Suffice to say if you ls /dev and see a entry like tty.PL2303.xxxxx  all is well.  It is worth copying this to the clip board as you will need it in a moment.

Next comes the wonderful screen command.  Man screen will give you a little more info, albeit, fairly sterile and confusing, but information none the less.  Goolge it to give you a better insight.

Hook your console cable to the USB – Serial adapter and the router and then from a terminal window simply type

screen /dev/<Insert device name here> 9600

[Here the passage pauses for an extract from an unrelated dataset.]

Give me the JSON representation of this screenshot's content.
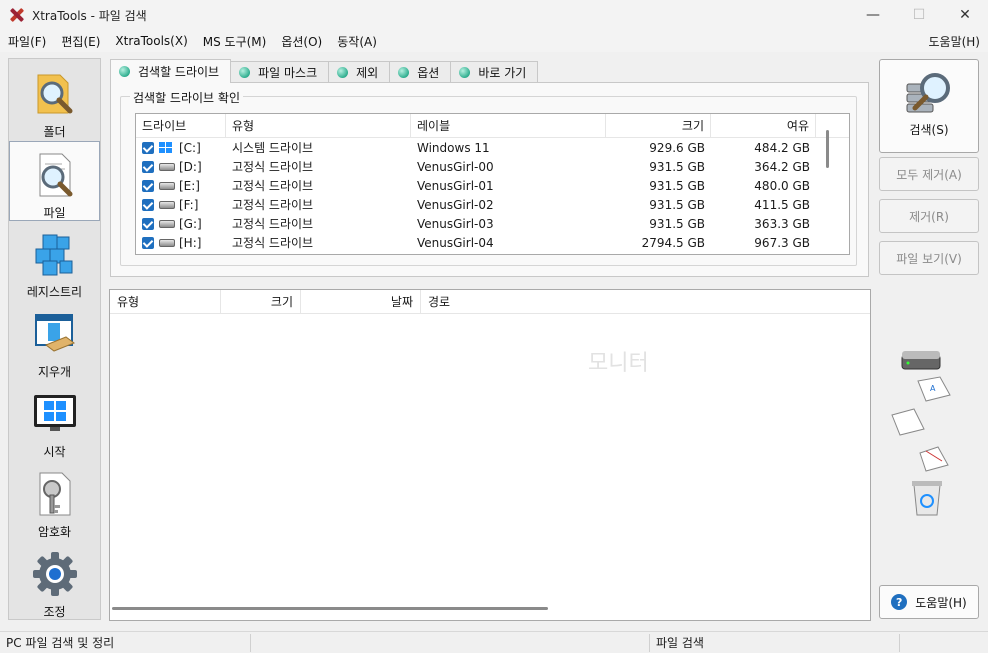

(obviously this bit is whatever your device is called) and hey presto,  you are consoled in to your router.

Now it does have some gotchas.  I am used to using <Ctrl>+A to move to the start of the line for when I forget to use “do” or general typos, but <Ctrl>+A is screen‘s primary command.  You issue it prior to all other screen commands.  So for example if you go <Ctrl>+A and start typing do in a screen session, you will only get as far as the d and your screen session will disconnect, as <Ctrl>+A+D is the screen command to disconnect the session.  You will then need to type screen -r to reconnect to the session.

So, it is not a Telnet or even ssh Session.  But it is very useful…

Update:  Grrrr…  I updated my SL MacBook Air to Lion and the Serial Console Cable would no longer work.  See my new article on what I had to do to fix it.